**THE TASK**
Search the entries for the word "icon". Copy every line where it turns up.

(Stored entries)
--- START ---

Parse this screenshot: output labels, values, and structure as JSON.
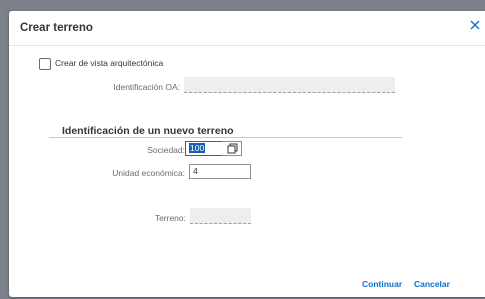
{
  "dialog": {
    "title": "Crear terreno",
    "close_icon": "close-icon"
  },
  "arch_view": {
    "checkbox_label": "Crear de vista arquitectónica",
    "checked": false,
    "oa_label": "Identificación OA:",
    "oa_value": ""
  },
  "new_land": {
    "section_title": "Identificación de un nuevo terreno",
    "company_label": "Sociedad:",
    "company_value": "100",
    "value_help_icon": "value-help-icon",
    "econ_unit_label": "Unidad económica:",
    "econ_unit_value": "4",
    "land_label": "Terreno:",
    "land_value": ""
  },
  "footer": {
    "continue_label": "Continuar",
    "cancel_label": "Cancelar"
  },
  "colors": {
    "accent": "#0a6ed1",
    "text": "#32363a",
    "label": "#6a6d70"
  }
}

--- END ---

**TASK RESULT**
    "close_icon": "close-icon"
    "value_help_icon": "value-help-icon",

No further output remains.